WHAT NEEDS TO BE DONE
Reproduce the entries exactly.

INPUT FOR THIS TASK
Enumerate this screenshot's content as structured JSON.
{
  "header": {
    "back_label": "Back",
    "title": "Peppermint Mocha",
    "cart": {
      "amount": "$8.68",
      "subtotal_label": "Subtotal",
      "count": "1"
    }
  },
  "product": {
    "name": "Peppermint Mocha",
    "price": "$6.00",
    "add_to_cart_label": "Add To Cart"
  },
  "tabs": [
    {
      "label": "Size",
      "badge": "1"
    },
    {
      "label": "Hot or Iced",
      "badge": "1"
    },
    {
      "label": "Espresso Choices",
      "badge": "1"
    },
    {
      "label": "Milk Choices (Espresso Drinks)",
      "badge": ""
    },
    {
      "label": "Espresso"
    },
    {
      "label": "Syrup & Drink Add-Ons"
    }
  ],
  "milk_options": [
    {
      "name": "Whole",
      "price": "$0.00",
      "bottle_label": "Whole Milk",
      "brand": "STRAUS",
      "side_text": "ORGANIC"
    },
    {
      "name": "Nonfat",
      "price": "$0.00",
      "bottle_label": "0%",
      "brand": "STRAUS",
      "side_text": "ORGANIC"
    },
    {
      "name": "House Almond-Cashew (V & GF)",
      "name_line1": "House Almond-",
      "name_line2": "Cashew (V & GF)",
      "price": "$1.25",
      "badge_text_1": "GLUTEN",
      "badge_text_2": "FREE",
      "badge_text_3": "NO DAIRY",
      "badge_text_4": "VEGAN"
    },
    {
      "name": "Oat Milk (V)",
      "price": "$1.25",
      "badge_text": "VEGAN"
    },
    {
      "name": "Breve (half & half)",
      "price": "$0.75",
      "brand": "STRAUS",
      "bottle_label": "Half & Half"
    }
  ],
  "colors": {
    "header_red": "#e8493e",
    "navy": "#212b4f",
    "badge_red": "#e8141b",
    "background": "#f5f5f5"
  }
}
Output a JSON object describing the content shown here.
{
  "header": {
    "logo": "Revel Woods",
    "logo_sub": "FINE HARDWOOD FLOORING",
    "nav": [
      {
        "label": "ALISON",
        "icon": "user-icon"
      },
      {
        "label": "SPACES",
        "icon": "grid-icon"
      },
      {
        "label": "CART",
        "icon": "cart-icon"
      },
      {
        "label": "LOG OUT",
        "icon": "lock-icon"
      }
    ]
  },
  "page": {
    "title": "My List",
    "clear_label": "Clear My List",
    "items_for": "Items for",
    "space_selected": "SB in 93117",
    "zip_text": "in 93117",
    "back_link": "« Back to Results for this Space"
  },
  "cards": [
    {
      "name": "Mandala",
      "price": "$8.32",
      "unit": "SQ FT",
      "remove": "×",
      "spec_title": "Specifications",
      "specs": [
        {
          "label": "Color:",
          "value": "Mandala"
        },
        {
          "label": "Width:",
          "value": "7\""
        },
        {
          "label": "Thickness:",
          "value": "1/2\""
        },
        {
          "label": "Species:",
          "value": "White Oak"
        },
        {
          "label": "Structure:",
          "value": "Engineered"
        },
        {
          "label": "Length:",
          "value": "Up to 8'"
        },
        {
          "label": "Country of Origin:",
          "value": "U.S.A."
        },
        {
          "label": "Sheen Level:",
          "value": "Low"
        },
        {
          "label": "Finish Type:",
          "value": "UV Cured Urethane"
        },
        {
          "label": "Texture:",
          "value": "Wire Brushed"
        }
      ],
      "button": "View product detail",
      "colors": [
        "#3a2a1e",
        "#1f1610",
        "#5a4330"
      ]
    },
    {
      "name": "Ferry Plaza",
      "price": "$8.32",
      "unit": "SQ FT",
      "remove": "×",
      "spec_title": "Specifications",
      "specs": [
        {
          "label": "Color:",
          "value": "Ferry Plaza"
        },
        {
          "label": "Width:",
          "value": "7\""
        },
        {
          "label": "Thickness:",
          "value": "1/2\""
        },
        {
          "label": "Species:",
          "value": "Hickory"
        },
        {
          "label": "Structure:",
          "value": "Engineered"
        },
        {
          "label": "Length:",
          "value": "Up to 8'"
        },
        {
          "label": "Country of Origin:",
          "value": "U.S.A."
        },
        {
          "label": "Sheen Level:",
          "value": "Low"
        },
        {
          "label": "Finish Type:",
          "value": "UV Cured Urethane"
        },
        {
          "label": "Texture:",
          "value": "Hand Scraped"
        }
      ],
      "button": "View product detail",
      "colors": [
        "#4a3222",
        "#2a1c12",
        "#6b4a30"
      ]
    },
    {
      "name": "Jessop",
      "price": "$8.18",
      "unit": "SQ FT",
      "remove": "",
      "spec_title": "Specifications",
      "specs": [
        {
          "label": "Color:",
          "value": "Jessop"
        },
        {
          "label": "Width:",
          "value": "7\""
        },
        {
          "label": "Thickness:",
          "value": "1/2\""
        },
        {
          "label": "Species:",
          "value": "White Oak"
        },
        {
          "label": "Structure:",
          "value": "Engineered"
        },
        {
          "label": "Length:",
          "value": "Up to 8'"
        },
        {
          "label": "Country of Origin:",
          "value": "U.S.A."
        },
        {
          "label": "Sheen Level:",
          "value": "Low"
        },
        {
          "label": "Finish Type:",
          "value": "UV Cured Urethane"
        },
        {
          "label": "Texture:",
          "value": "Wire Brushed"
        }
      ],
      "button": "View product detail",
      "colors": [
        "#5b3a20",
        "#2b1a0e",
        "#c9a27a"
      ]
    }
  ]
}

RESPONSE AREA
Enumerate this screenshot's content as structured JSON.
{
  "header": {
    "back_label": "Back",
    "title": "Peppermint Mocha",
    "cart": {
      "amount": "$8.68",
      "subtotal_label": "Subtotal",
      "count": "1"
    }
  },
  "product": {
    "name": "Peppermint Mocha",
    "price": "$6.00",
    "add_to_cart_label": "Add To Cart"
  },
  "tabs": [
    {
      "label": "Size",
      "badge": "1"
    },
    {
      "label": "Hot or Iced",
      "badge": "1"
    },
    {
      "label": "Espresso Choices",
      "badge": "1"
    },
    {
      "label": "Milk Choices (Espresso Drinks)",
      "badge": ""
    },
    {
      "label": "Espresso"
    },
    {
      "label": "Syrup & Drink Add-Ons"
    }
  ],
  "milk_options": [
    {
      "name": "Whole",
      "price": "$0.00",
      "bottle_label": "Whole Milk",
      "brand": "STRAUS",
      "side_text": "ORGANIC"
    },
    {
      "name": "Nonfat",
      "price": "$0.00",
      "bottle_label": "0%",
      "brand": "STRAUS",
      "side_text": "ORGANIC"
    },
    {
      "name": "House Almond-Cashew (V & GF)",
      "name_line1": "House Almond-",
      "name_line2": "Cashew (V & GF)",
      "price": "$1.25",
      "badge_text_1": "GLUTEN",
      "badge_text_2": "FREE",
      "badge_text_3": "NO DAIRY",
      "badge_text_4": "VEGAN"
    },
    {
      "name": "Oat Milk (V)",
      "price": "$1.25",
      "badge_text": "VEGAN"
    },
    {
      "name": "Breve (half & half)",
      "price": "$0.75",
      "brand": "STRAUS",
      "bottle_label": "Half & Half"
    }
  ],
  "colors": {
    "header_red": "#e8493e",
    "navy": "#212b4f",
    "badge_red": "#e8141b",
    "background": "#f5f5f5"
  }
}
Output a JSON object describing the content shown here.
{
  "header": {
    "logo": "Revel Woods",
    "logo_sub": "FINE HARDWOOD FLOORING",
    "nav": [
      {
        "label": "ALISON",
        "icon": "user-icon"
      },
      {
        "label": "SPACES",
        "icon": "grid-icon"
      },
      {
        "label": "CART",
        "icon": "cart-icon"
      },
      {
        "label": "LOG OUT",
        "icon": "lock-icon"
      }
    ]
  },
  "page": {
    "title": "My List",
    "clear_label": "Clear My List",
    "items_for": "Items for",
    "space_selected": "SB in 93117",
    "zip_text": "in 93117",
    "back_link": "« Back to Results for this Space"
  },
  "cards": [
    {
      "name": "Mandala",
      "price": "$8.32",
      "unit": "SQ FT",
      "remove": "×",
      "spec_title": "Specifications",
      "specs": [
        {
          "label": "Color:",
          "value": "Mandala"
        },
        {
          "label": "Width:",
          "value": "7\""
        },
        {
          "label": "Thickness:",
          "value": "1/2\""
        },
        {
          "label": "Species:",
          "value": "White Oak"
        },
        {
          "label": "Structure:",
          "value": "Engineered"
        },
        {
          "label": "Length:",
          "value": "Up to 8'"
        },
        {
          "label": "Country of Origin:",
          "value": "U.S.A."
        },
        {
          "label": "Sheen Level:",
          "value": "Low"
        },
        {
          "label": "Finish Type:",
          "value": "UV Cured Urethane"
        },
        {
          "label": "Texture:",
          "value": "Wire Brushed"
        }
      ],
      "button": "View product detail",
      "colors": [
        "#3a2a1e",
        "#1f1610",
        "#5a4330"
      ]
    },
    {
      "name": "Ferry Plaza",
      "price": "$8.32",
      "unit": "SQ FT",
      "remove": "×",
      "spec_title": "Specifications",
      "specs": [
        {
          "label": "Color:",
          "value": "Ferry Plaza"
        },
        {
          "label": "Width:",
          "value": "7\""
        },
        {
          "label": "Thickness:",
          "value": "1/2\""
        },
        {
          "label": "Species:",
          "value": "Hickory"
        },
        {
          "label": "Structure:",
          "value": "Engineered"
        },
        {
          "label": "Length:",
          "value": "Up to 8'"
        },
        {
          "label": "Country of Origin:",
          "value": "U.S.A."
        },
        {
          "label": "Sheen Level:",
          "value": "Low"
        },
        {
          "label": "Finish Type:",
          "value": "UV Cured Urethane"
        },
        {
          "label": "Texture:",
          "value": "Hand Scraped"
        }
      ],
      "button": "View product detail",
      "colors": [
        "#4a3222",
        "#2a1c12",
        "#6b4a30"
      ]
    },
    {
      "name": "Jessop",
      "price": "$8.18",
      "unit": "SQ FT",
      "remove": "",
      "spec_title": "Specifications",
      "specs": [
        {
          "label": "Color:",
          "value": "Jessop"
        },
        {
          "label": "Width:",
          "value": "7\""
        },
        {
          "label": "Thickness:",
          "value": "1/2\""
        },
        {
          "label": "Species:",
          "value": "White Oak"
        },
        {
          "label": "Structure:",
          "value": "Engineered"
        },
        {
          "label": "Length:",
          "value": "Up to 8'"
        },
        {
          "label": "Country of Origin:",
          "value": "U.S.A."
        },
        {
          "label": "Sheen Level:",
          "value": "Low"
        },
        {
          "label": "Finish Type:",
          "value": "UV Cured Urethane"
        },
        {
          "label": "Texture:",
          "value": "Wire Brushed"
        }
      ],
      "button": "View product detail",
      "colors": [
        "#5b3a20",
        "#2b1a0e",
        "#c9a27a"
      ]
    }
  ]
}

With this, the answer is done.